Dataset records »
————————
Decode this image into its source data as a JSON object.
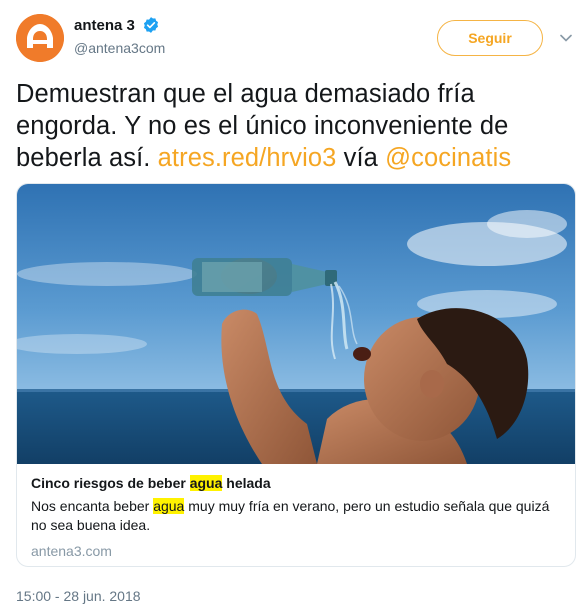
{
  "header": {
    "display_name": "antena 3",
    "handle": "@antena3com",
    "follow_label": "Seguir",
    "accent_color": "#f5a623",
    "avatar_color": "#f07b2a"
  },
  "tweet": {
    "text_part1": "Demuestran que el agua demasiado fría engorda. Y no es el único inconveniente de beberla así. ",
    "link1": "atres.red/hrvio3",
    "text_part2": " vía ",
    "mention": "@cocinatis"
  },
  "card": {
    "title_before": "Cinco riesgos de beber ",
    "title_highlight": "agua",
    "title_after": " helada",
    "desc_before": "Nos encanta beber ",
    "desc_highlight": "agua",
    "desc_after": " muy muy fría en verano, pero un estudio señala que quizá no sea buena idea.",
    "domain": "antena3.com"
  },
  "footer": {
    "timestamp": "15:00 - 28 jun. 2018"
  }
}
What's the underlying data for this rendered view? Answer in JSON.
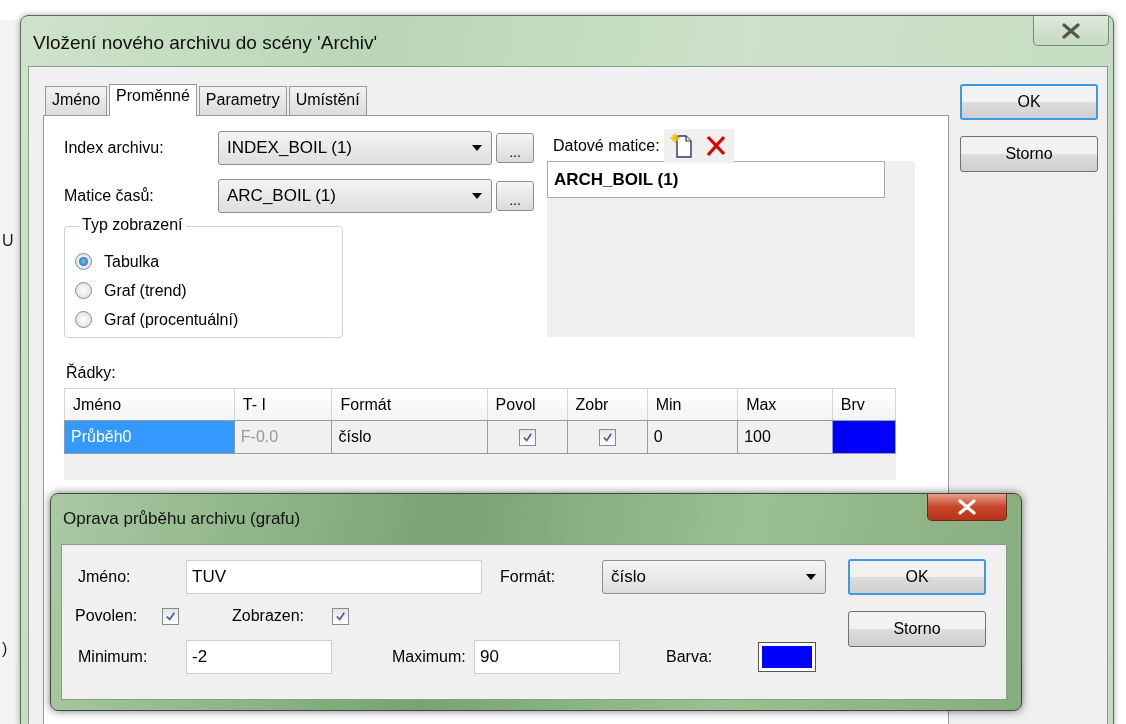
{
  "background_window": {
    "text_fragments": [
      "U",
      ")"
    ]
  },
  "main_dialog": {
    "title": "Vložení nového archivu do scény 'Archiv'",
    "tabs": [
      {
        "label": "Jméno",
        "selected": false
      },
      {
        "label": "Proměnné",
        "selected": true
      },
      {
        "label": "Parametry",
        "selected": false
      },
      {
        "label": "Umístění",
        "selected": false
      }
    ],
    "combos": [
      {
        "label": "Index archivu:",
        "value": "INDEX_BOIL (1)",
        "browse": "..."
      },
      {
        "label": "Matice časů:",
        "value": "ARC_BOIL (1)",
        "browse": "..."
      }
    ],
    "display_type": {
      "title": "Typ zobrazení",
      "options": [
        {
          "label": "Tabulka",
          "selected": true
        },
        {
          "label": "Graf (trend)",
          "selected": false
        },
        {
          "label": "Graf (procentuální)",
          "selected": false
        }
      ]
    },
    "data_matrices": {
      "label": "Datové matice:",
      "items": [
        {
          "label": "ARCH_BOIL (1)",
          "selected": true
        }
      ]
    },
    "rows_label": "Řádky:",
    "table": {
      "columns": [
        "Jméno",
        "T- I",
        "Formát",
        "Povol",
        "Zobr",
        "Min",
        "Max",
        "Brv"
      ],
      "rows": [
        {
          "name": "Průběh0",
          "t_i": "F-0.0",
          "format": "číslo",
          "enabled": true,
          "shown": true,
          "min": "0",
          "max": "100",
          "color": "#0000ff",
          "selected": true
        }
      ]
    },
    "buttons": [
      {
        "label": "OK",
        "default": true
      },
      {
        "label": "Storno",
        "default": false
      }
    ]
  },
  "edit_dialog": {
    "title": "Oprava průběhu archivu (grafu)",
    "name": {
      "label": "Jméno:",
      "value": "TUV"
    },
    "format": {
      "label": "Formát:",
      "value": "číslo"
    },
    "enabled": {
      "label": "Povolen:",
      "checked": true
    },
    "shown": {
      "label": "Zobrazen:",
      "checked": true
    },
    "minimum": {
      "label": "Minimum:",
      "value": "-2"
    },
    "maximum": {
      "label": "Maximum:",
      "value": "90"
    },
    "color": {
      "label": "Barva:",
      "color": "#0000ff"
    },
    "buttons": [
      {
        "label": "OK",
        "default": true
      },
      {
        "label": "Storno",
        "default": false
      }
    ]
  }
}
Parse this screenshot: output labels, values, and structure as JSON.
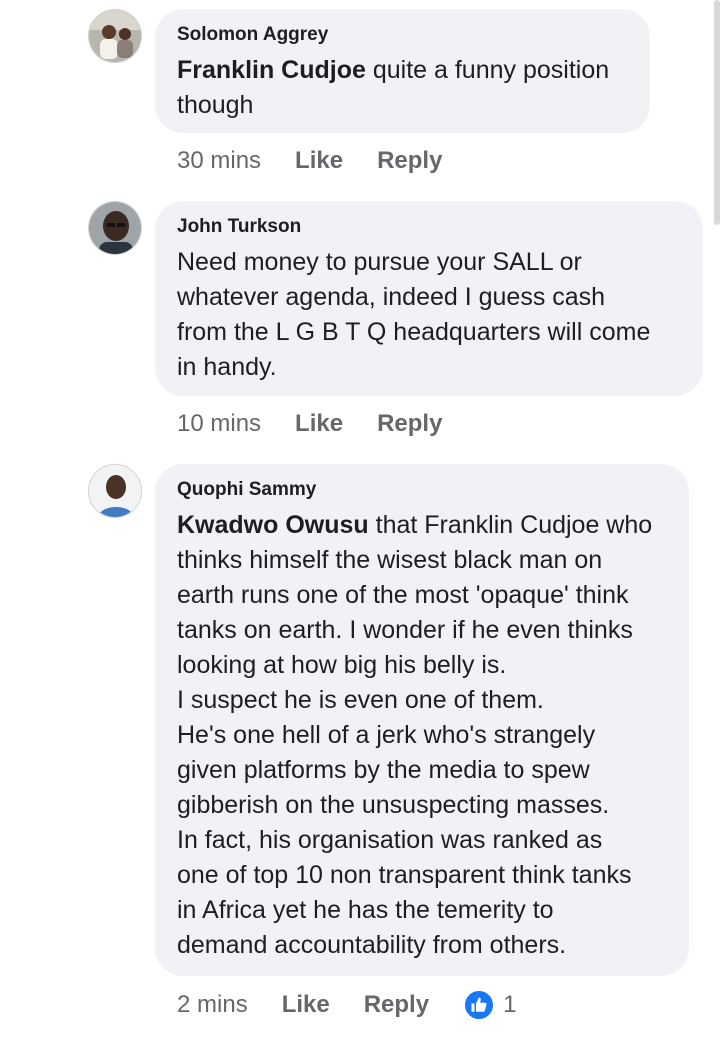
{
  "comments": [
    {
      "author": "Solomon Aggrey",
      "mention": "Franklin Cudjoe",
      "text": " quite a funny position\nthough",
      "time": "30 mins",
      "like_label": "Like",
      "reply_label": "Reply",
      "avatar_icon": "avatar-photo-icon"
    },
    {
      "author": "John Turkson",
      "text": "Need money to pursue your SALL or\nwhatever agenda, indeed  I guess cash\nfrom the L G B T Q headquarters will come\nin handy.",
      "time": "10 mins",
      "like_label": "Like",
      "reply_label": "Reply",
      "avatar_icon": "avatar-photo-icon"
    },
    {
      "author": "Quophi Sammy",
      "mention": "Kwadwo Owusu",
      "text": " that Franklin Cudjoe who\nthinks himself the wisest black man on\nearth runs one of the most 'opaque' think\ntanks on earth. I wonder if he even thinks\nlooking at how big his belly is.\nI suspect he is even one of them.\nHe's one hell of a jerk who's strangely\ngiven platforms by the media to spew\ngibberish on the unsuspecting masses.\nIn fact, his organisation was ranked as\none of top 10 non transparent think tanks\nin Africa yet he has the temerity to\ndemand accountability from others.",
      "time": "2 mins",
      "like_label": "Like",
      "reply_label": "Reply",
      "reaction_count": "1",
      "reaction_icon": "thumbs-up-icon",
      "avatar_icon": "avatar-photo-icon"
    }
  ],
  "colors": {
    "bubble": "#f0f2f5",
    "meta": "#65676b",
    "like_blue": "#1877f2"
  }
}
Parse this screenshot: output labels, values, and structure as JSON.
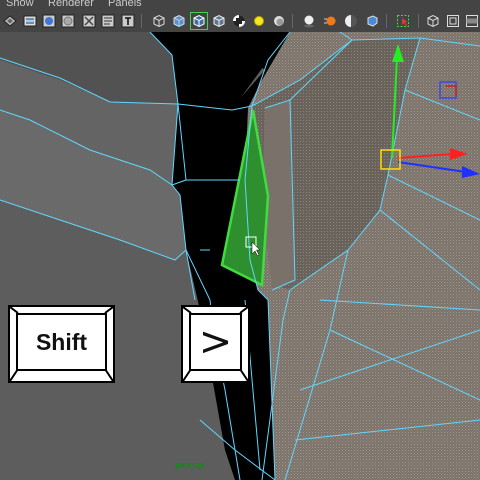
{
  "menu": {
    "items": [
      "Show",
      "Renderer",
      "Panels"
    ]
  },
  "toolbar": {
    "buttons": [
      {
        "icon": "select-camera-icon"
      },
      {
        "icon": "camera-attributes-icon"
      },
      {
        "icon": "image-plane-icon"
      },
      {
        "icon": "grease-pencil-icon"
      },
      {
        "icon": "bookmark-icon"
      },
      {
        "icon": "text-icon",
        "label": "T"
      },
      {
        "icon": "wireframe-cube-icon"
      },
      {
        "icon": "smooth-shade-cube-icon"
      },
      {
        "icon": "wireframe-on-shaded-icon",
        "active": true
      },
      {
        "icon": "xray-icon"
      },
      {
        "icon": "textured-checker-icon"
      },
      {
        "icon": "use-all-lights-icon"
      },
      {
        "icon": "shadows-icon"
      },
      {
        "icon": "screen-space-ao-icon"
      },
      {
        "icon": "motion-blur-icon"
      },
      {
        "icon": "depth-of-field-icon"
      },
      {
        "icon": "isolate-select-icon"
      },
      {
        "icon": "xray-joints-icon"
      },
      {
        "icon": "xray-active-component-icon"
      },
      {
        "icon": "resolution-gate-icon"
      }
    ]
  },
  "viewport": {
    "camera_label": "persp",
    "wire_color": "#5fd7ff",
    "selected_face_color": "#3fdc3f",
    "mesh_color": "#8a8077",
    "background_color": "#000000"
  },
  "keys": {
    "shift_label": "Shift",
    "greater_than_label": ">"
  },
  "manipulator": {
    "x_axis_color": "#ff2020",
    "y_axis_color": "#22ee22",
    "z_axis_color": "#2030ff",
    "center_color": "#ffdd00"
  }
}
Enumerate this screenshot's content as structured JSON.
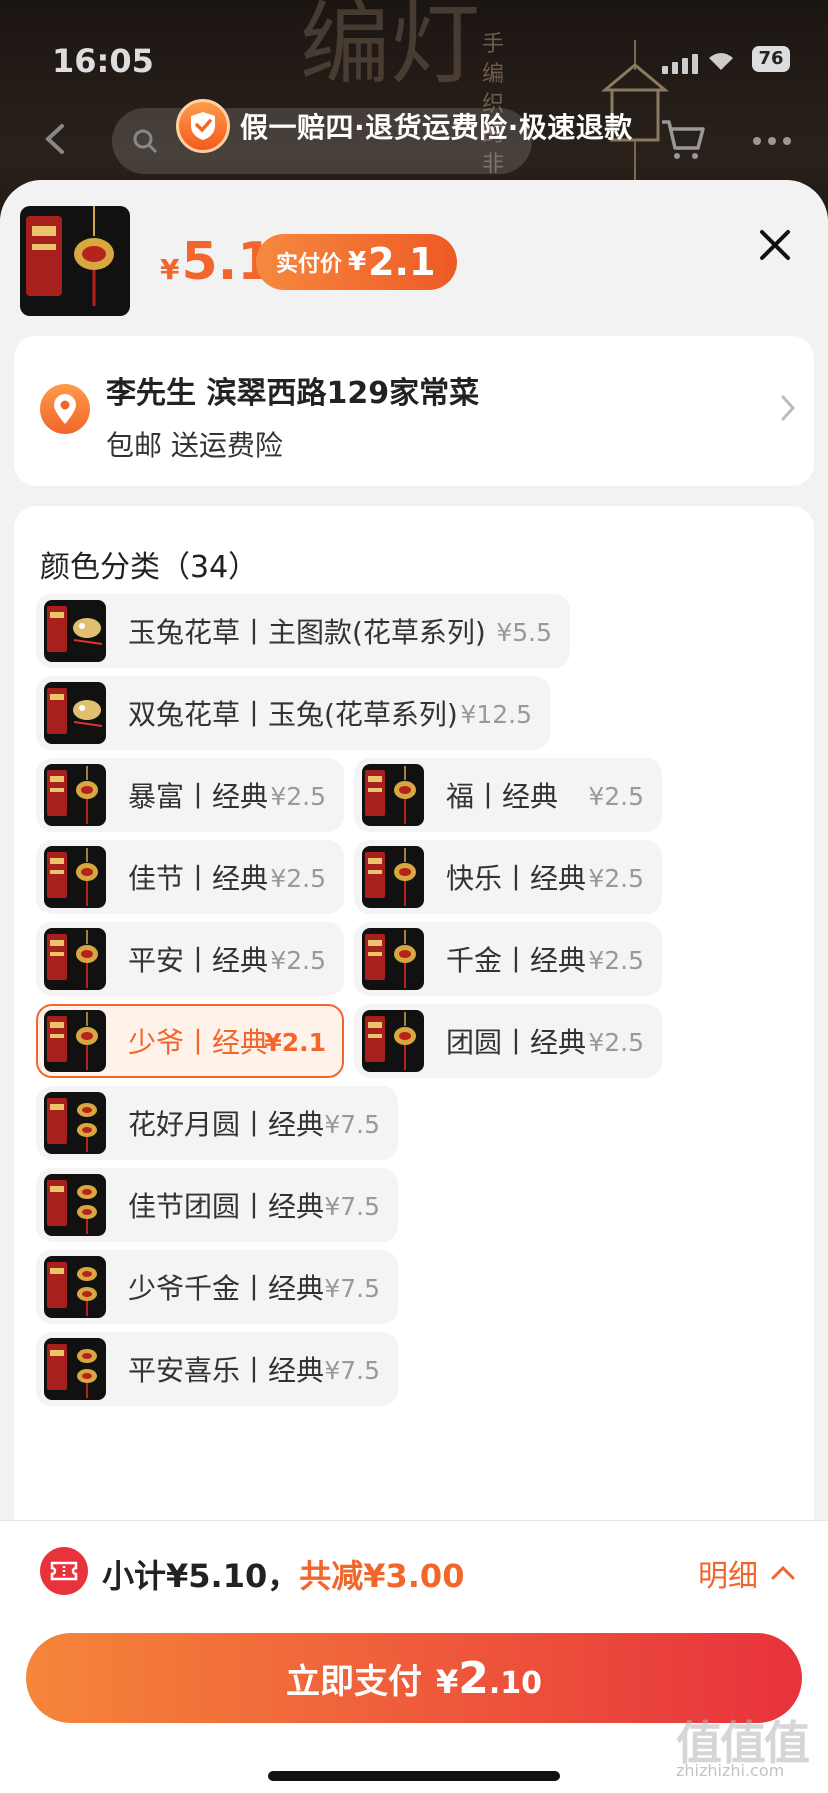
{
  "status_bar": {
    "time": "16:05",
    "battery": "76"
  },
  "background": {
    "art_chars": "编灯",
    "vertical_text": "手编织的非文化"
  },
  "banner": {
    "text": "假一赔四·退货运费险·极速退款"
  },
  "header": {
    "price_yen": "¥",
    "price": "5.1",
    "paid_label": "实付价",
    "paid_yen": "¥",
    "paid_value": "2.1"
  },
  "address": {
    "name_line": "李先生 滨翠西路129家常菜",
    "sub_line": "包邮 送运费险"
  },
  "options": {
    "title": "颜色分类（34）",
    "items": [
      {
        "name": "玉兔花草丨主图款(花草系列)",
        "price": "¥5.5",
        "selected": false,
        "thumb": "rabbit"
      },
      {
        "name": "双兔花草丨玉兔(花草系列)",
        "price": "¥12.5",
        "selected": false,
        "thumb": "rabbit"
      },
      {
        "name": "暴富丨经典",
        "price": "¥2.5",
        "selected": false,
        "thumb": "lantern"
      },
      {
        "name": "福丨经典",
        "price": "¥2.5",
        "selected": false,
        "thumb": "lantern"
      },
      {
        "name": "佳节丨经典",
        "price": "¥2.5",
        "selected": false,
        "thumb": "lantern"
      },
      {
        "name": "快乐丨经典",
        "price": "¥2.5",
        "selected": false,
        "thumb": "lantern"
      },
      {
        "name": "平安丨经典",
        "price": "¥2.5",
        "selected": false,
        "thumb": "lantern"
      },
      {
        "name": "千金丨经典",
        "price": "¥2.5",
        "selected": false,
        "thumb": "lantern"
      },
      {
        "name": "少爷丨经典",
        "price": "¥2.1",
        "selected": true,
        "thumb": "lantern"
      },
      {
        "name": "团圆丨经典",
        "price": "¥2.5",
        "selected": false,
        "thumb": "lantern"
      },
      {
        "name": "花好月圆丨经典",
        "price": "¥7.5",
        "selected": false,
        "thumb": "double"
      },
      {
        "name": "佳节团圆丨经典",
        "price": "¥7.5",
        "selected": false,
        "thumb": "double"
      },
      {
        "name": "少爷千金丨经典",
        "price": "¥7.5",
        "selected": false,
        "thumb": "double"
      },
      {
        "name": "平安喜乐丨经典",
        "price": "¥7.5",
        "selected": false,
        "thumb": "double"
      }
    ]
  },
  "bottom": {
    "subtotal": "小计¥5.10，",
    "discount": "共减¥3.00",
    "detail": "明细",
    "pay_label": "立即支付",
    "pay_yen": "¥",
    "pay_int": "2",
    "pay_dec": ".10"
  },
  "watermark": {
    "main": "值值值",
    "sub": "zhizhizhi.com"
  },
  "colors": {
    "accent": "#f2652b",
    "pay_gradient_end": "#e8323c",
    "chip_bg": "#f4f4f5"
  }
}
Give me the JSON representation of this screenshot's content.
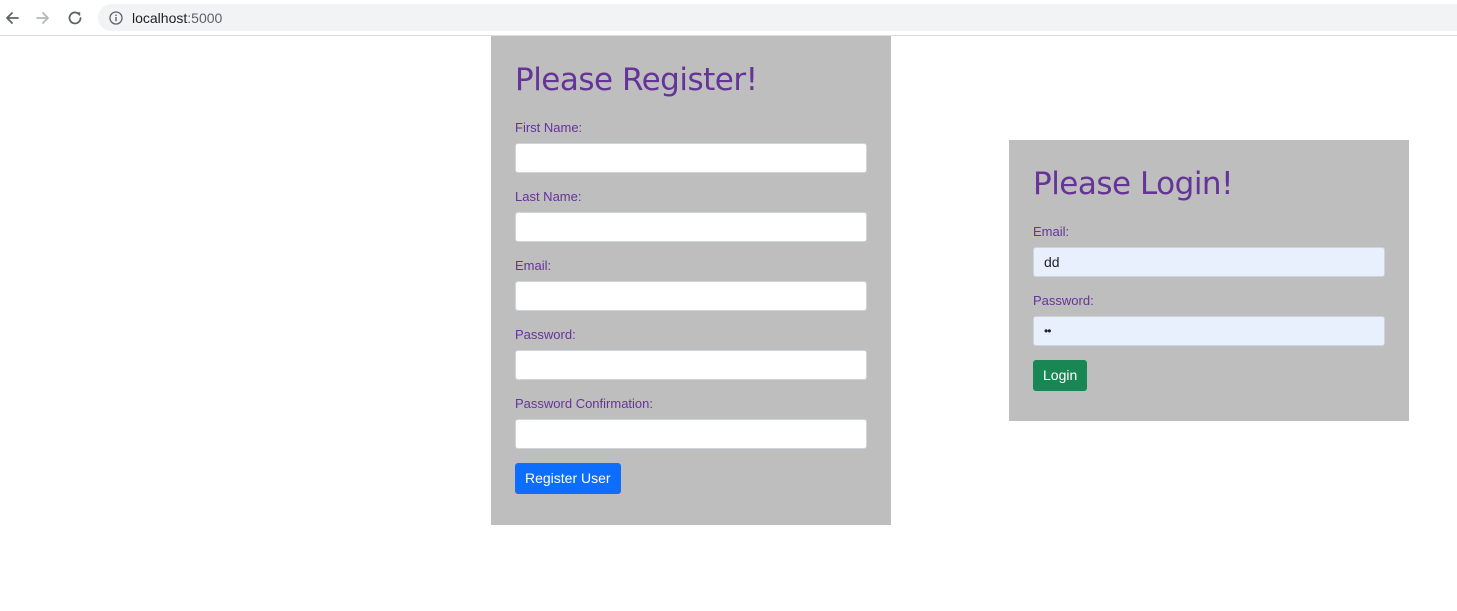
{
  "browser": {
    "url_host": "localhost",
    "url_port": ":5000",
    "back_icon": "arrow-left-icon",
    "forward_icon": "arrow-right-icon",
    "reload_icon": "reload-icon",
    "info_icon": "info-icon"
  },
  "register": {
    "title": "Please Register!",
    "fields": [
      {
        "label": "First Name:",
        "value": ""
      },
      {
        "label": "Last Name:",
        "value": ""
      },
      {
        "label": "Email:",
        "value": ""
      },
      {
        "label": "Password:",
        "value": ""
      },
      {
        "label": "Password Confirmation:",
        "value": ""
      }
    ],
    "button_label": "Register User"
  },
  "login": {
    "title": "Please Login!",
    "fields": [
      {
        "label": "Email:",
        "value": "dd"
      },
      {
        "label": "Password:",
        "value": "••"
      }
    ],
    "button_label": "Login"
  },
  "colors": {
    "accent_text": "#663399",
    "card_bg": "#bebebe",
    "primary_button": "#0d6efd",
    "success_button": "#198754",
    "autofill_bg": "#e8f0fe"
  }
}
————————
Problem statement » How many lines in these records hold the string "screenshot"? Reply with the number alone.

Your response » 4